» **PROMPT**:
Work through the entries that follow and state how many lines contain the word "value". Only the number is wanted.

===== RECORDS TO USE =====

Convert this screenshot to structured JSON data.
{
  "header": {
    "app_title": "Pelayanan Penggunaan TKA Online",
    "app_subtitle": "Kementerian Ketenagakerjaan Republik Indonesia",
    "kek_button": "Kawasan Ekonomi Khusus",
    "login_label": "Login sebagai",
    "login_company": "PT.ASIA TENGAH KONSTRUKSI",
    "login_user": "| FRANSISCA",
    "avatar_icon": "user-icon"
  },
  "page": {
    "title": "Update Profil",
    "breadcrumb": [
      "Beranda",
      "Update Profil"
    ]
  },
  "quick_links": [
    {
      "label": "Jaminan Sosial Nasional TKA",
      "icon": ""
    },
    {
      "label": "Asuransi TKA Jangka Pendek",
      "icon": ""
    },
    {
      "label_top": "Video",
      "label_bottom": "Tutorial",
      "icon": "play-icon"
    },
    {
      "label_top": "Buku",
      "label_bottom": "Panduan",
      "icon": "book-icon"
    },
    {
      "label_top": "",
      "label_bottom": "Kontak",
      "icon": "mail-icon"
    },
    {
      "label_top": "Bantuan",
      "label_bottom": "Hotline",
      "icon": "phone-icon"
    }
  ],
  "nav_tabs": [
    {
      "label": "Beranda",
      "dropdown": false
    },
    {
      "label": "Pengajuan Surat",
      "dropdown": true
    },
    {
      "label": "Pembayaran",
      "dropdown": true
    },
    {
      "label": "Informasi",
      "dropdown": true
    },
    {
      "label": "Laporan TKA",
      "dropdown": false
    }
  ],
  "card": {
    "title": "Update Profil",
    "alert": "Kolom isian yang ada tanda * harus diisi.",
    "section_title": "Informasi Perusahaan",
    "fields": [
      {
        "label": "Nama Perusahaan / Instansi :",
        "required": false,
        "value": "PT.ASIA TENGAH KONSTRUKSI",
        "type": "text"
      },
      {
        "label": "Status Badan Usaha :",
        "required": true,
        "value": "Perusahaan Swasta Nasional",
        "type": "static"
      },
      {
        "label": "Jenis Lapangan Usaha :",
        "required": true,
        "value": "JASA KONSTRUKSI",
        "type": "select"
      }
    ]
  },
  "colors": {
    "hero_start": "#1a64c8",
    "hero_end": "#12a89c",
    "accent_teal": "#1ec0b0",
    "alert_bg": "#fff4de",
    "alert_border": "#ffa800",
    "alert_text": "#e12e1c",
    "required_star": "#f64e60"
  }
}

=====

» **RESULT OF THIS EXERCISE**:
3